Entries shown:
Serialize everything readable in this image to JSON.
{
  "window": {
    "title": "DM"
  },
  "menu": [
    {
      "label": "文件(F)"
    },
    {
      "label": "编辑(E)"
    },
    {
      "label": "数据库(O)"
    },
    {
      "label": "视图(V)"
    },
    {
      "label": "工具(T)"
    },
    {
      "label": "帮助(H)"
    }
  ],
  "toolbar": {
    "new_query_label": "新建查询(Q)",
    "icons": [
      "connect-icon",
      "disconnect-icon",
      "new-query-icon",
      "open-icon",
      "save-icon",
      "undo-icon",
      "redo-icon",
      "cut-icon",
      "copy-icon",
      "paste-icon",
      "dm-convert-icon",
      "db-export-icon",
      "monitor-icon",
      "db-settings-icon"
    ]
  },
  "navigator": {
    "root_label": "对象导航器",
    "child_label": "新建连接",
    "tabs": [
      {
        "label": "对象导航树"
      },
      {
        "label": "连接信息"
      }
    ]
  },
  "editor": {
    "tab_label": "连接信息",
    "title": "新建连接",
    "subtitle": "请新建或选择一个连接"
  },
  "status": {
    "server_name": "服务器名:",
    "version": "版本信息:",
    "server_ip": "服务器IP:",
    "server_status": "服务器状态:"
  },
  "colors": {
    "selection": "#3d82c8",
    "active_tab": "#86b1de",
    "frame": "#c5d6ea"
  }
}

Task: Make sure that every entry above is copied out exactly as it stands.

Reply to the exercise:
Serialize everything readable in this image to JSON.
{
  "window": {
    "title": "DM"
  },
  "menu": [
    {
      "label": "文件(F)"
    },
    {
      "label": "编辑(E)"
    },
    {
      "label": "数据库(O)"
    },
    {
      "label": "视图(V)"
    },
    {
      "label": "工具(T)"
    },
    {
      "label": "帮助(H)"
    }
  ],
  "toolbar": {
    "new_query_label": "新建查询(Q)",
    "icons": [
      "connect-icon",
      "disconnect-icon",
      "new-query-icon",
      "open-icon",
      "save-icon",
      "undo-icon",
      "redo-icon",
      "cut-icon",
      "copy-icon",
      "paste-icon",
      "dm-convert-icon",
      "db-export-icon",
      "monitor-icon",
      "db-settings-icon"
    ]
  },
  "navigator": {
    "root_label": "对象导航器",
    "child_label": "新建连接",
    "tabs": [
      {
        "label": "对象导航树"
      },
      {
        "label": "连接信息"
      }
    ]
  },
  "editor": {
    "tab_label": "连接信息",
    "title": "新建连接",
    "subtitle": "请新建或选择一个连接"
  },
  "status": {
    "server_name": "服务器名:",
    "version": "版本信息:",
    "server_ip": "服务器IP:",
    "server_status": "服务器状态:"
  },
  "colors": {
    "selection": "#3d82c8",
    "active_tab": "#86b1de",
    "frame": "#c5d6ea"
  }
}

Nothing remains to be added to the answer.